Here are a few vital parts of perlite:
Development and Beginnings:
Perlite is made through the hydration of obsidian, a volcanic glass, when presented to water. This cycle happens over land timescales in volcanic locales.
The primary parts of perlite are silicon perlite dioxide (SiO2), which is a significant constituent of numerous minerals, and water. The water content can go from 2 to 5 percent.
Perlite is described by its lightweight nature, low thickness, and permeable design.
When warmed to temperatures around 1600°F (870°C), perlite grows essentially, bringing about a material that ultimately depends on multiple times its unique volume.
In cultivation and planting, perlite is generally utilized as a dirt revision. Its lightweight and permeable nature further develop soil air circulation and seepage, advancing sound root development.
Development and Protection:
Extended perlite is utilized in development for its protecting properties. It is utilized in lightweight cement, mortar, and other structure materials to improve protection and decrease in general weight.
Perlite is used in different enterprises, especially in filtration. Its permeable construction makes it successful as a sifting specialist, utilized in applications where the partition of solids from fluids is fundamental.
Mining and Sources:
Perlite is mined from volcanic stores found in areas around the world. Significant sources incorporate the US, Greece, Turkey, and other volcanic districts.
Extended versus Unexpanded Perlite:
Unexpanded perlite is the unrefined substance removed from mines, while extended perlite is the aftereffect of the warming system that makes the material grow.
Perlite is thought of as harmless to the ecosystem and feasible. Its normal overflow and the moderately low energy expected for extension add to its eco-accommodating profile.
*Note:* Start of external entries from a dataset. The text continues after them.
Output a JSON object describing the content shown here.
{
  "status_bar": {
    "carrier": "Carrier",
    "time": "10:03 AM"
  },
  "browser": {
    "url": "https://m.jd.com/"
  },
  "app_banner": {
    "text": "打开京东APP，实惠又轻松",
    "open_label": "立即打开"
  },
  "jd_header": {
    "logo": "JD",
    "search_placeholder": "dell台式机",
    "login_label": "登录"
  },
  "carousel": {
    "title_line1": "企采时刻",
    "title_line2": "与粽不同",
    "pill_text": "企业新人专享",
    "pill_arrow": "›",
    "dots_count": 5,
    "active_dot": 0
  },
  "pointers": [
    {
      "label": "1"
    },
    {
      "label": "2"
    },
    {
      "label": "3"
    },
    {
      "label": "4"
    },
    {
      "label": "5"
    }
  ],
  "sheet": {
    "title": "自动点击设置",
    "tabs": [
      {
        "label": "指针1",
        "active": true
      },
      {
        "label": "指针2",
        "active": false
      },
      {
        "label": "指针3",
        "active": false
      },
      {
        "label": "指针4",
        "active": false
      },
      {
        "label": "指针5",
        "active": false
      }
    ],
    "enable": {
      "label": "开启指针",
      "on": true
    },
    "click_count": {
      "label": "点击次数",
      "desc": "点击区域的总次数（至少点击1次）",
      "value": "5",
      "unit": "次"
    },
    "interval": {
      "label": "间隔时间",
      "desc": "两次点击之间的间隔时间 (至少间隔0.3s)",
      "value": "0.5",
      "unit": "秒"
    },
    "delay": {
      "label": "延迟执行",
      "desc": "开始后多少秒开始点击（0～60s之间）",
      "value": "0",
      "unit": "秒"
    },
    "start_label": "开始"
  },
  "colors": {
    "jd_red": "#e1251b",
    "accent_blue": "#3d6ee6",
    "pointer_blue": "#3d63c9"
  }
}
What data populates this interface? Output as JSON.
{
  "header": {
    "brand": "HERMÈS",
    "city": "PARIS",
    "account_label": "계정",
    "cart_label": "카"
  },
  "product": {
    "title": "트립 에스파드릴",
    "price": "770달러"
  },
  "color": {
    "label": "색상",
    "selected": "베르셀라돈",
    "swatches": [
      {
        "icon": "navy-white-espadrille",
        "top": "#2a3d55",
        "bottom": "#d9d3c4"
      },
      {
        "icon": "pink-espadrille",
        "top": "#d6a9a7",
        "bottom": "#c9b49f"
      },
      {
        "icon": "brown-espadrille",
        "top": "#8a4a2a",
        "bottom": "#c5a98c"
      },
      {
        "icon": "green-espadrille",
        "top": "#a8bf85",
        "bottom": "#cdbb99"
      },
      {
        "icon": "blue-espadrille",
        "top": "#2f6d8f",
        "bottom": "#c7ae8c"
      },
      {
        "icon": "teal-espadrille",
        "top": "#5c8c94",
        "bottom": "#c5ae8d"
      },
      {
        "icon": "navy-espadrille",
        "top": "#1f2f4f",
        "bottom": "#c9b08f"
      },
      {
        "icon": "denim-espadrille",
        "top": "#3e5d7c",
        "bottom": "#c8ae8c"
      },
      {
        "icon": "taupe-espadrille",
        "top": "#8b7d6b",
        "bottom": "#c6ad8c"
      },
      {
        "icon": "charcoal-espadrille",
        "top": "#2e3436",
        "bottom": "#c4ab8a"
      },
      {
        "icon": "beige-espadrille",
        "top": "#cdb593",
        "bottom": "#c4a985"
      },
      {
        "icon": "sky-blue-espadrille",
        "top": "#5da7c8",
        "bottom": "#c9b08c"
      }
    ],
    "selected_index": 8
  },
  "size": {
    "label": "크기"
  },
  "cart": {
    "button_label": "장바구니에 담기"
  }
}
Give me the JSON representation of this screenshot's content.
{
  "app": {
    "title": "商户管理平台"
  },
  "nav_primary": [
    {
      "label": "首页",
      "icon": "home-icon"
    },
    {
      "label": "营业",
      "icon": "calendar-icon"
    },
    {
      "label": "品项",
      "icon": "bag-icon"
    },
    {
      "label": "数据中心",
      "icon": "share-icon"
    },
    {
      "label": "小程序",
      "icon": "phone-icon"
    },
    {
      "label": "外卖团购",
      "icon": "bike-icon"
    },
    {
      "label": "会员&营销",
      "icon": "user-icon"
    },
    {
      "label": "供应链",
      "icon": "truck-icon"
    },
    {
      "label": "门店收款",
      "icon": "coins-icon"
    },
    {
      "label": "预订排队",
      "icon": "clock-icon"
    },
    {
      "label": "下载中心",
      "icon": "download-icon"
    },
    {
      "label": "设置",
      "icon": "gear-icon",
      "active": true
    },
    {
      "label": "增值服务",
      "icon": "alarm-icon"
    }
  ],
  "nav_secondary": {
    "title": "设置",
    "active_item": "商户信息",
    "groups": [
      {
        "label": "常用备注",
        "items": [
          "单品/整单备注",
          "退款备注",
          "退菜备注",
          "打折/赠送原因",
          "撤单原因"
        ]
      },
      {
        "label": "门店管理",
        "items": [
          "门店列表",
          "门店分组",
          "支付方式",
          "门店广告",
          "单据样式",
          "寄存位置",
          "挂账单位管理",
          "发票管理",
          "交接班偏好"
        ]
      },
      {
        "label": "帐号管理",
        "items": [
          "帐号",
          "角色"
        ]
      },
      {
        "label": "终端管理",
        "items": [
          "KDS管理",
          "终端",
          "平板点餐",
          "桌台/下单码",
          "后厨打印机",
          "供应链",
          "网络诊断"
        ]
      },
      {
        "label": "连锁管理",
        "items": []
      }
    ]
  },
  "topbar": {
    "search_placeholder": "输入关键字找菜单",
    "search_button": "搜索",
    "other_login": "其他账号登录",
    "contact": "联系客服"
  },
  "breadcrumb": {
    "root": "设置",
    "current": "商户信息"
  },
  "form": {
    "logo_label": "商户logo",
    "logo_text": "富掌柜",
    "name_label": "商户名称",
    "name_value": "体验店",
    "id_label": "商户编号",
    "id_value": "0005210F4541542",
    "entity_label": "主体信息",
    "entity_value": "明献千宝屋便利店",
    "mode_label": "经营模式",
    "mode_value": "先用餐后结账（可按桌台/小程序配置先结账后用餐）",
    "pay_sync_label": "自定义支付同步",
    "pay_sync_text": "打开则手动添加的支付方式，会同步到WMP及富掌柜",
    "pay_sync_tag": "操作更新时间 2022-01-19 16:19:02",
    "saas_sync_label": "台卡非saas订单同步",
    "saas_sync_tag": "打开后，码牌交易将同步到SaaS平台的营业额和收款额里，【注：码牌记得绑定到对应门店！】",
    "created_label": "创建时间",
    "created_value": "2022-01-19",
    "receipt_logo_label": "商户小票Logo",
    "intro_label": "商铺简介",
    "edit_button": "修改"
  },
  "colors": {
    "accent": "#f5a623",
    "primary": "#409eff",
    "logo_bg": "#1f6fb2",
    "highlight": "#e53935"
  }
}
Perlite’s flexibility broadens internationally, with its applications going from agribusiness and cultivating to development, filtration, and modern cycles.